Roadside emergencies can ruin a vacation. Should you purchase RV roadside assistance insurance or self-insure? If buying insurance, which one? Here are my tips on selecting the best RV roadside assistance plan to fit your travel needs.
Even the newest vehicles can break down anywhere. Older vehicles, especially RVs that have seen many years but not many miles, are more susceptible to roadside emergencies. In addition, RVs are combo-vehicles: driving and living. What will you do if a tire blows, a refrigerator quits, or a water tank leaks? As an RV owner, you need to consider these emergencies and plan — in advance — what to do about them.
Road service can include changing a tire, replacing a tire with a new one, towing to a repair facility or your home, jumping or replacing a battery, bringing fuel to your location, unlocking a vehicle, returning your RV to the road, and related vehicle services. Extended service can cover greater limits on calls or the repair of “house” systems and appliances such as the refrigerator, air conditioner, electrical system, or water system.
In addition, roadside assistance policies can cover related emergency costs such as vehicle rental, lodging, or even medical expenses. Some policies cover medical emergencies including transporting an RV back home and even shipping traveling pets home if the driver has a medical emergency.
Selecting a Policy
The first step in being a Frugal RV owner is to determine which of these roadside services you need and which you don’t, based on your travel plans and experiences. A policy for a young couple in a pickup camper on a budget is different than one for a retired couple with pets in a luxury motorhome and towed vehicle. Also, RVers should compare the estimated long-term cost of roadside insurance to self-insuring.
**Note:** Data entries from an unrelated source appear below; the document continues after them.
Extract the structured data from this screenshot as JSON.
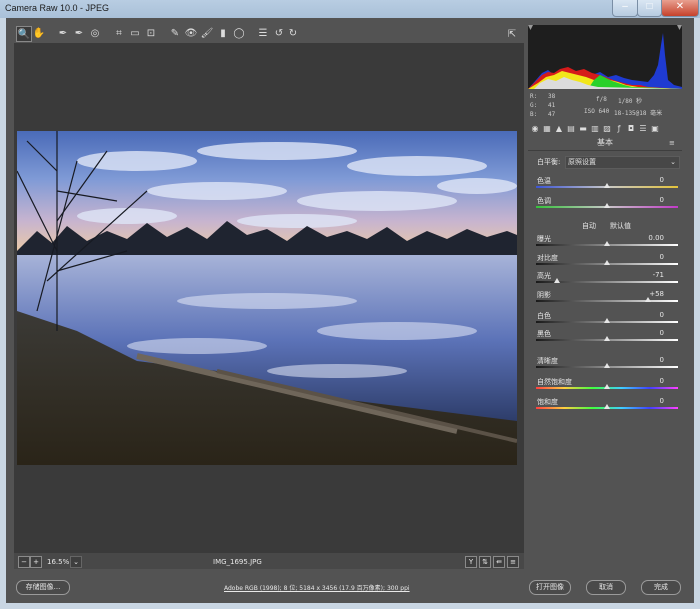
{
  "window": {
    "title": "Camera Raw 10.0 - JPEG",
    "min": "–",
    "max": "□",
    "close": "✕"
  },
  "toolbar": {
    "tools": [
      {
        "name": "zoom-tool",
        "glyph": "🔍"
      },
      {
        "name": "hand-tool",
        "glyph": "✋"
      },
      {
        "name": "white-balance-tool",
        "glyph": "✒"
      },
      {
        "name": "color-sampler-tool",
        "glyph": "✒"
      },
      {
        "name": "target-adjustment-tool",
        "glyph": "◎"
      },
      {
        "name": "crop-tool",
        "glyph": "⌗"
      },
      {
        "name": "straighten-tool",
        "glyph": "▭"
      },
      {
        "name": "transform-tool",
        "glyph": "⊡"
      },
      {
        "name": "spot-removal-tool",
        "glyph": "✎"
      },
      {
        "name": "red-eye-tool",
        "glyph": "👁"
      },
      {
        "name": "adjustment-brush-tool",
        "glyph": "🖌"
      },
      {
        "name": "graduated-filter-tool",
        "glyph": "▮"
      },
      {
        "name": "radial-filter-tool",
        "glyph": "◯"
      },
      {
        "name": "preferences-tool",
        "glyph": "☰"
      },
      {
        "name": "rotate-left-tool",
        "glyph": "↺"
      },
      {
        "name": "rotate-right-tool",
        "glyph": "↻"
      }
    ],
    "fullscreen": "⇱"
  },
  "status": {
    "zoom": "16.5%",
    "filename": "IMG_1695.JPG",
    "zoom_minus": "−",
    "zoom_plus": "+",
    "dropdown": "⌄",
    "y": "Y",
    "b1": "⇅",
    "b2": "⇚",
    "b3": "≡"
  },
  "info": {
    "r_label": "R:",
    "r": "38",
    "g_label": "G:",
    "g": "41",
    "b_label": "B:",
    "b": "47",
    "aperture": "f/8",
    "shutter": "1/80 秒",
    "iso": "ISO 640",
    "lens": "18-135@18 毫米"
  },
  "panel": {
    "title": "基本",
    "wb_label": "白平衡:",
    "wb_value": "原照设置",
    "auto": "自动",
    "default": "默认值",
    "sliders": [
      {
        "label": "色温",
        "value": "0",
        "pos": 0.5,
        "grad": "temp"
      },
      {
        "label": "色调",
        "value": "0",
        "pos": 0.5,
        "grad": "tint"
      },
      {
        "label": "曝光",
        "value": "0.00",
        "pos": 0.5,
        "grad": "none"
      },
      {
        "label": "对比度",
        "value": "0",
        "pos": 0.5,
        "grad": "none"
      },
      {
        "label": "高光",
        "value": "-71",
        "pos": 0.145,
        "grad": "none"
      },
      {
        "label": "阴影",
        "value": "+58",
        "pos": 0.79,
        "grad": "none"
      },
      {
        "label": "白色",
        "value": "0",
        "pos": 0.5,
        "grad": "none"
      },
      {
        "label": "黑色",
        "value": "0",
        "pos": 0.5,
        "grad": "none"
      },
      {
        "label": "清晰度",
        "value": "0",
        "pos": 0.5,
        "grad": "none"
      },
      {
        "label": "自然饱和度",
        "value": "0",
        "pos": 0.5,
        "grad": "sat"
      },
      {
        "label": "饱和度",
        "value": "0",
        "pos": 0.5,
        "grad": "sat"
      }
    ]
  },
  "footer": {
    "save": "存储图像...",
    "workflow": "Adobe RGB (1998); 8 位; 5184 x 3456 (17.9 百万像素); 300 ppi",
    "open": "打开图像",
    "cancel": "取消",
    "done": "完成"
  },
  "colors": {
    "bg": "#535353",
    "panel": "#3a3a3a",
    "accent": "#ffffff"
  }
}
Next, summarize your type of travel. How many miles will you take your RV in the coming year(s)? From, through, and to which states? How long will your trips be? How much of your travel will be parked and how much driving? During the off-season, will your RV be parked at home, in storage, or somewhere else? Does your roadside assistance policy cover all of your vehicles or just your RV? Does your towing vehicle policy cover the trailer? If so, for what?
Other questions to ask an insurance broker or agent include: Are there age or length restrictions on RV road assistance policies? What’s the difference between the “standard” and “premium” policy (if available)? Are there service call or towing mileage limits? Is the policy good in Canada and/or Mexico (if you travel there)? Does the insurer have a mobile app, dedicated emergency numbers, or online contact resources? Do they offer trip planning services or assistance? Also, check with your auto insurer to see if they offer roadside assistance for your RV; some are just a few dollars a month extra.
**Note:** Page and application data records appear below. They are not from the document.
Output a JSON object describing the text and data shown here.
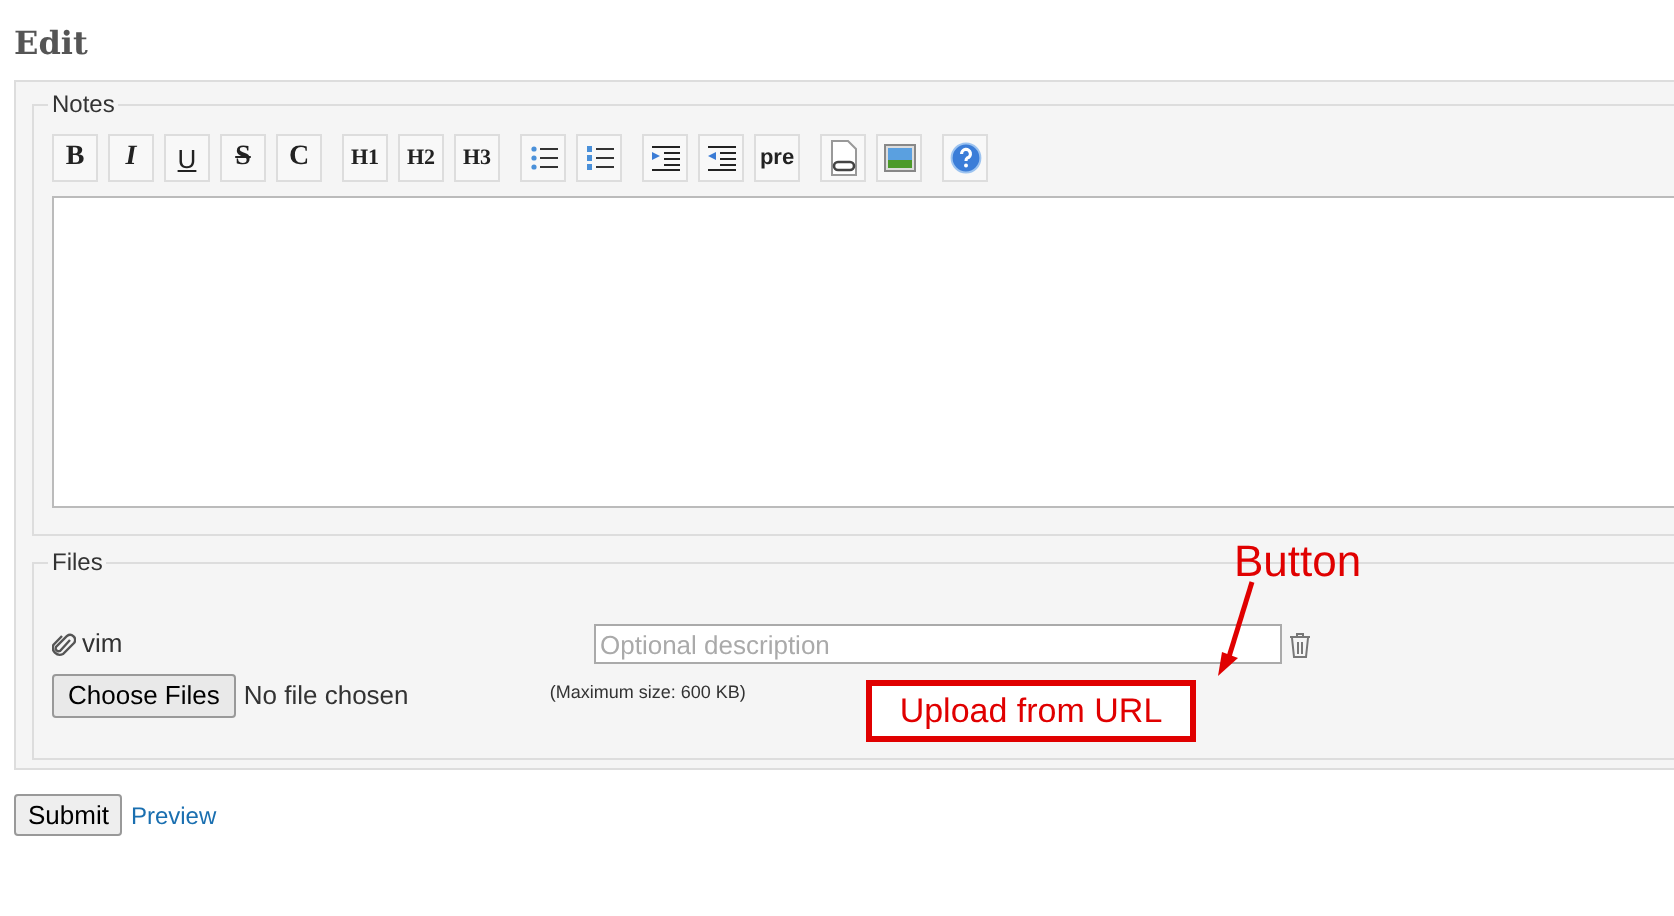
{
  "heading": "Edit",
  "notes": {
    "legend": "Notes",
    "toolbar_groups": [
      [
        {
          "kind": "bold",
          "label": "B"
        },
        {
          "kind": "italic",
          "label": "I"
        },
        {
          "kind": "underline",
          "label": "U"
        },
        {
          "kind": "strike",
          "label": "S"
        },
        {
          "kind": "bold",
          "label": "C"
        }
      ],
      [
        {
          "kind": "heading",
          "label": "H1"
        },
        {
          "kind": "heading",
          "label": "H2"
        },
        {
          "kind": "heading",
          "label": "H3"
        }
      ],
      [
        {
          "kind": "bulletlist"
        },
        {
          "kind": "numberlist"
        }
      ],
      [
        {
          "kind": "indent"
        },
        {
          "kind": "outdent"
        },
        {
          "kind": "code",
          "label": "pre"
        }
      ],
      [
        {
          "kind": "filelink"
        },
        {
          "kind": "image"
        }
      ],
      [
        {
          "kind": "help"
        }
      ]
    ]
  },
  "files": {
    "legend": "Files",
    "attachment": "vim",
    "description_placeholder": "Optional description",
    "choose_button": "Choose Files",
    "chosen": "No file chosen",
    "max_size": "(Maximum size: 600 KB)"
  },
  "annotation": {
    "label": "Button",
    "boxed_text": "Upload from URL"
  },
  "actions": {
    "submit": "Submit",
    "preview": "Preview"
  }
}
One more tip: Ask if you are eligible for AARP, AAA, military, education, introductory, or other discounts. Shopping for the best RV roadside service insurance isn’t easy — but you’ll be glad you spent the extra time and effort turning an emergency into an inconvenience. Enjoy your Frugal RV!
>>Dan Ramsey, FrugalRV.com
Travel more – spend less!